That’s the way the magazine grabbed you at a tender age.

I bring this up now because it appears Sports Illustrated is no more, ceasing operations. Almost the entire staff was laid off Friday, just shy of the magazine’s 70th birthday.

RIP. And what a shame.

To be honest, the magazine, certainly, hasn’t been itself for a good many years, apparently in financial ill health. It’s tried to survive mostly as a website, and there’s a still a lot of good journalism to be found. But it’s just not the same. The magazine went to bi-weekly to monthly to near insignificance.

Kids today will never know what they’re missing.

But in my youth, well …

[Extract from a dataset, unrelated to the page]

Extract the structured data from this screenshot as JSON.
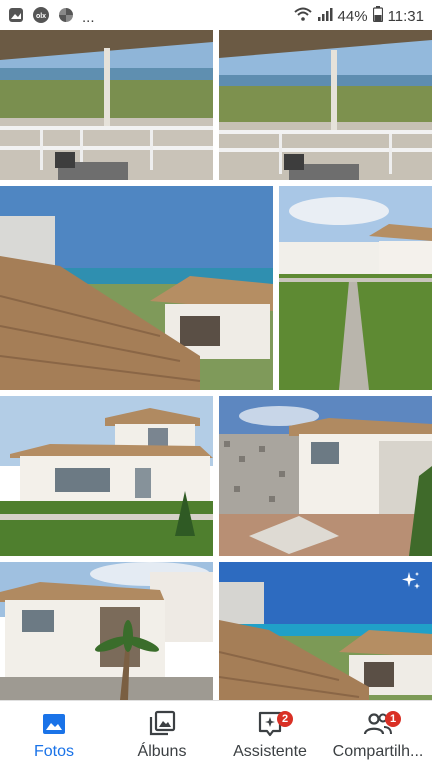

Not to give away my advanced age here, but there was no Twitter or X at the time, no Facebook, let alone TikTok or whatever that contraption is called.

But there was Sports Illustrated in its glory days.

Every week.

By the time it arrived each Thursday, you already knew who’d won the big events. But it didn’t seem to be confirmed until you’d perused Sports Illustrated’s take on it.

There were a lot of young sports fans eager to devour each issue, cover to cover, every word.

You thought you were no different.

But some of us were different, a little off perhaps.

Gradually Sports Illustrated reeled you in. The target of that youthful anticipation changed.

Maybe you had always liked to read anyway. Still, you thought you were just another huge sports fan.

SI was just teasing with you.

There was never any big epiphany. You didn’t just wake up and realize it.

But over time, without warning, some of us — still at a tender, impressionable age — started realizing we were

bigger fans of the magazine’s writing than the sports events and sports heroes we were reading about.

That should have been a danger signal — Ahuugaa! Ahuuga! — but no, you ignored warnings.

And then you were hooked. One day you realized — it had been coming on for a while — that your heroes, your idols, were no longer Archie Manning and Bob Gibson, but rather Dan Jenkins and, say, Frank Deford, the superstars of Sports Illustrated itself.

Mainly Jenkins, surely the greatest, most entertaining sports writer who ever lived. And, to my generation at least, he was probably to blame for sending more of us down this sordid career path than any other human.

Never mind, as one of my fellow scribes once observed, “Whenever I get to feeling content, I try to read Jenkins — on your best day you know you’ll never touch that.”

But we could all dream.

While still in college, I landed a one-day job at a Super Bowl in the Superdome passing out stats in the press box. Menial work, for sure. But we peons were invited to the NFL’s big media hospitality room afterwards, where Jenkins was “holding forth,” as he’d say.

I was totally mesmerized.

Years later, I happened to run into Jenkins in the lobby of a hotel as we were checking in before some big event.

This time I had the courage to introduce myself.

The rooms weren’t ready. There would be a wait. He suggested we grab a drink in the lobby bar.

I thought I’d faint.

But he was as crotchety and witty as I’d aways imagined.

After a beer or two in I related to him that he was the reason I decided to become a sports writer.

He just nodded, like it surely wasn’t the first time he’d heard such a confession.

No long after, I was reading a story about Jenkins himself. The article said he hated it when young sports writers told him he was reason they got into the profession.

Scooter Hobbs covers LSU athletics. Email him at